Here at last – OntariosBest.ca

Twenty-four hours ago, my wife Laurie and I were cycling the Guelph to Goderich  Rail Trail between West Montrose and Elmira when a thought popped into my head. To be honest, it had been festering and building for some time, but suddenly it came into full fruition: build a website that mapped the kind of places we love to stop at when we are winding our way through the Ontario countryside: hand-scooped ice cream, tea rooms, bakeries and family-style restaurants. You can find it at OntariosBest.ca.

These places are hard to find! It’s easy to find ads and apps for Timmies and all the fast-food franchises (and we like Timmies – but not all the time). Their jingles remain in our heads for years! But what about the “Mom-and-Pop” places? The ice cream scoopers that support Ontario’s local dairies? The home-style bakeries that are now competing with all the “in-store” bakeries. The restaurants that offer real, home-cooked food and not the pre-prepared-frozen-reheated-and-served meals like so many roadhouses and franchises do. Those places are all about homogenization. I like my rhubarb pie fresh, in season, thank you very much!

Back around Canada Day, Laurie and I spent a few days away at an inn up in Grey County. In its rather pretentious way, dinners started at about $30 – each. While that would’t break the bank, we were looking for better value for our money and, after some searching, found a place just north of Chatsworth: Kettle’s Back Home Cookin’. Wonderful! Last month, we were touring Huronia with my wife’s cousin, searching out the various connections with Samuel de Champlain and the Wendat people as this year is the 400th anniversary of Champlain’s arrival in Ontario. We had a fine lunch at Mum’s Restaurant in Midland. The food was great, as was the service and servers.

The other problem here in Ontario, is finding a good cup of tea. Having lived in Britain for a few years, we came to appreciate how restorative a cup of tea can be after a day of hiking the Bruce Trail or driving around Bruce County. But good cups of tea and their associated tea rooms (with home-style baking, of course) are difficult to find here in Ontario. In England, every small town and village has at least one (as well as a pub, of course!) and if you’re visiting an English Heritage or National Trust property, there is always a tea room there or nearby. I know Ontarions don’t tend to be tea drinkers, but really, there is more to life than coffee and doughnuts. Apple crisp, peach cobbler, date squares, raspberry pie – exactly what good bakeries and tea rooms have and what we need after a day out and about.

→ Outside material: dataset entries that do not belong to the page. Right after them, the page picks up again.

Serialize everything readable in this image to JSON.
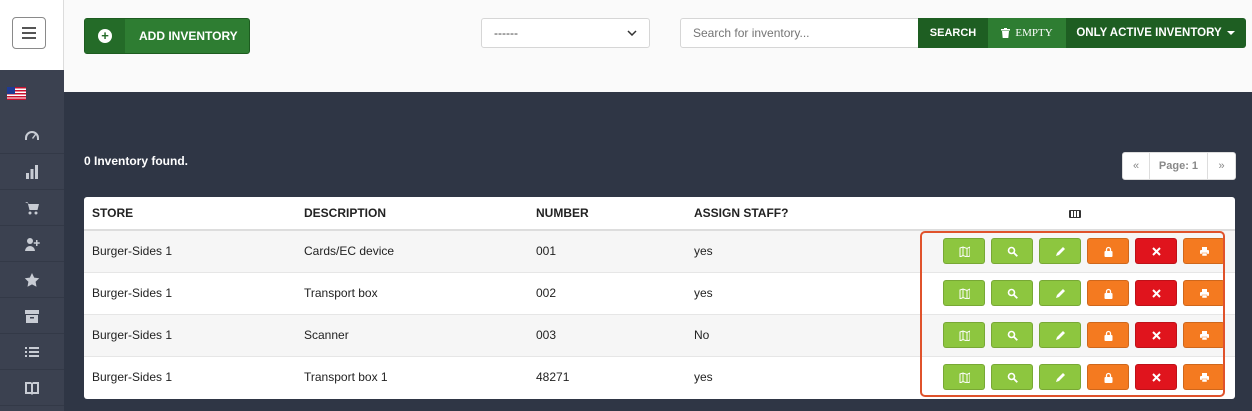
{
  "toolbar": {
    "add_label": "ADD INVENTORY",
    "store_select_value": "------",
    "search_placeholder": "Search for inventory...",
    "search_label": "SEARCH",
    "empty_label": "EMPTY",
    "active_label": "ONLY ACTIVE INVENTORY"
  },
  "sidebar": {
    "items": [
      "flag-us-icon",
      "dashboard-icon",
      "bar-chart-icon",
      "cart-icon",
      "add-user-icon",
      "star-icon",
      "archive-icon",
      "list-icon",
      "book-icon"
    ]
  },
  "main": {
    "count_text": "0 Inventory found.",
    "pager": {
      "prev": "«",
      "current": "Page: 1",
      "next": "»"
    }
  },
  "table": {
    "headers": [
      "STORE",
      "DESCRIPTION",
      "NUMBER",
      "ASSIGN STAFF?"
    ],
    "rows": [
      {
        "store": "Burger-Sides 1",
        "description": "Cards/EC device",
        "number": "001",
        "assign": "yes"
      },
      {
        "store": "Burger-Sides 1",
        "description": "Transport box",
        "number": "002",
        "assign": "yes"
      },
      {
        "store": "Burger-Sides 1",
        "description": "Scanner",
        "number": "003",
        "assign": "No"
      },
      {
        "store": "Burger-Sides 1",
        "description": "Transport box 1",
        "number": "48271",
        "assign": "yes"
      }
    ],
    "actions": [
      "map-icon",
      "search-icon",
      "pencil-icon",
      "lock-icon",
      "close-icon",
      "print-icon"
    ]
  },
  "colors": {
    "green": "#2e7d32",
    "dark_green": "#1e5e22",
    "light_green": "#8dc63f",
    "orange": "#f47a20",
    "red": "#e0141d"
  }
}
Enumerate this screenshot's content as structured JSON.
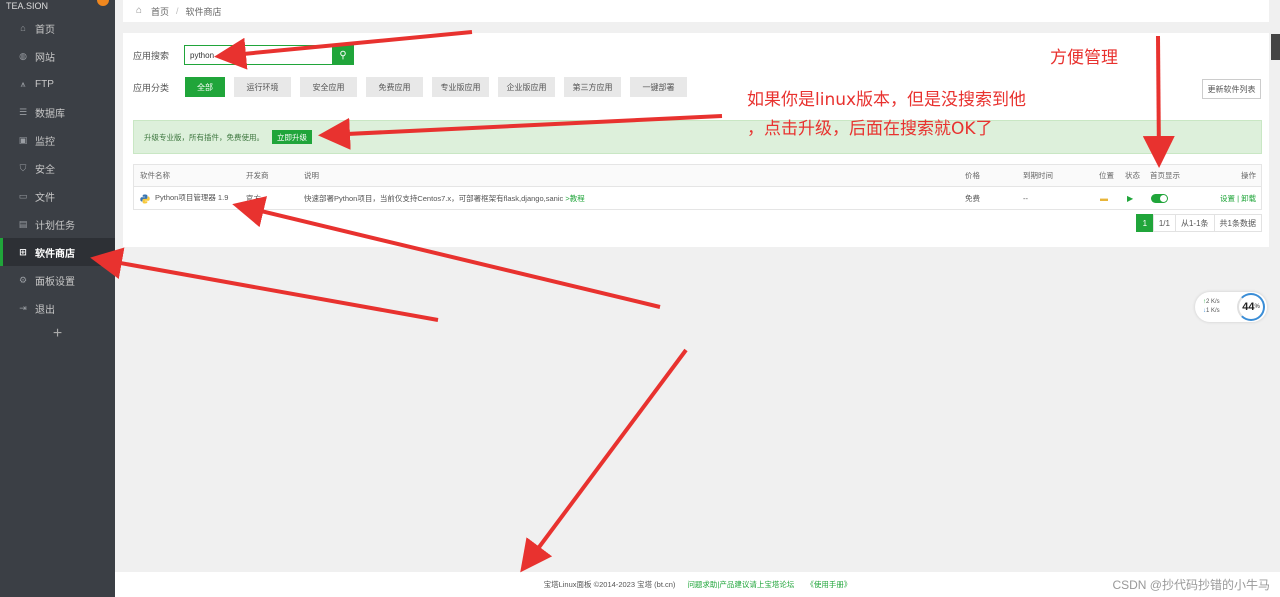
{
  "sidebar": {
    "logo_text": "TEA.SION",
    "items": [
      {
        "label": "首页",
        "icon": "home-icon"
      },
      {
        "label": "网站",
        "icon": "globe-icon"
      },
      {
        "label": "FTP",
        "icon": "ftp-icon"
      },
      {
        "label": "数据库",
        "icon": "database-icon"
      },
      {
        "label": "监控",
        "icon": "monitor-icon"
      },
      {
        "label": "安全",
        "icon": "shield-icon"
      },
      {
        "label": "文件",
        "icon": "folder-icon"
      },
      {
        "label": "计划任务",
        "icon": "calendar-icon"
      },
      {
        "label": "软件商店",
        "icon": "grid-icon"
      },
      {
        "label": "面板设置",
        "icon": "gear-icon"
      },
      {
        "label": "退出",
        "icon": "logout-icon"
      }
    ],
    "active_index": 8,
    "add_label": "+"
  },
  "breadcrumb": {
    "home": "首页",
    "sep": "/",
    "current": "软件商店"
  },
  "search": {
    "label": "应用搜索",
    "value": "python"
  },
  "categories": {
    "label": "应用分类",
    "items": [
      "全部",
      "运行环境",
      "安全应用",
      "免费应用",
      "专业版应用",
      "企业版应用",
      "第三方应用",
      "一键部署"
    ],
    "selected_index": 0
  },
  "update_list_label": "更新软件列表",
  "notice": {
    "text": "升级专业版，所有插件，免费使用。",
    "button": "立即升级"
  },
  "table": {
    "headers": [
      "软件名称",
      "开发商",
      "说明",
      "价格",
      "到期时间",
      "位置",
      "状态",
      "首页显示",
      "操作"
    ],
    "rows": [
      {
        "name": "Python项目管理器 1.9",
        "developer": "官方",
        "desc": "快速部署Python项目，当前仅支持Centos7.x，可部署框架有flask,django,sanic",
        "desc_link": ">教程",
        "price": "免费",
        "expire": "--",
        "actions": [
          "设置",
          "|",
          "卸载"
        ]
      }
    ]
  },
  "pager": {
    "current": "1",
    "pages": "1/1",
    "range": "从1-1条",
    "total": "共1条数据"
  },
  "speed": {
    "up": "2",
    "down": "1",
    "unit": "K/s",
    "percent": "44",
    "percent_unit": "%"
  },
  "footer": {
    "copyright": "宝塔Linux面板 ©2014-2023 宝塔 (bt.cn)",
    "forum": "问题求助|产品建议请上宝塔论坛",
    "manual": "《使用手册》"
  },
  "watermark": "CSDN @抄代码抄错的小牛马",
  "annotations": {
    "manage": "方便管理",
    "linux_1": "如果你是linux版本，但是没搜索到他",
    "linux_2": "，点击升级，后面在搜索就OK了"
  },
  "colors": {
    "accent": "#20a53a",
    "sidebar": "#3b3f45",
    "annotation": "#e8322f"
  }
}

It’s these kinds of places we would like to celebrate and put on the map. The easier they are to find – all in one place – the more likely people will visit them, eat and tell their friends about what great places they are. So, celebrate the great home-cooking, baking and hand-scooping we have here in Ontario. And, if you find place that’s not on our map, let us know about it by completing the online form. Bon appetit!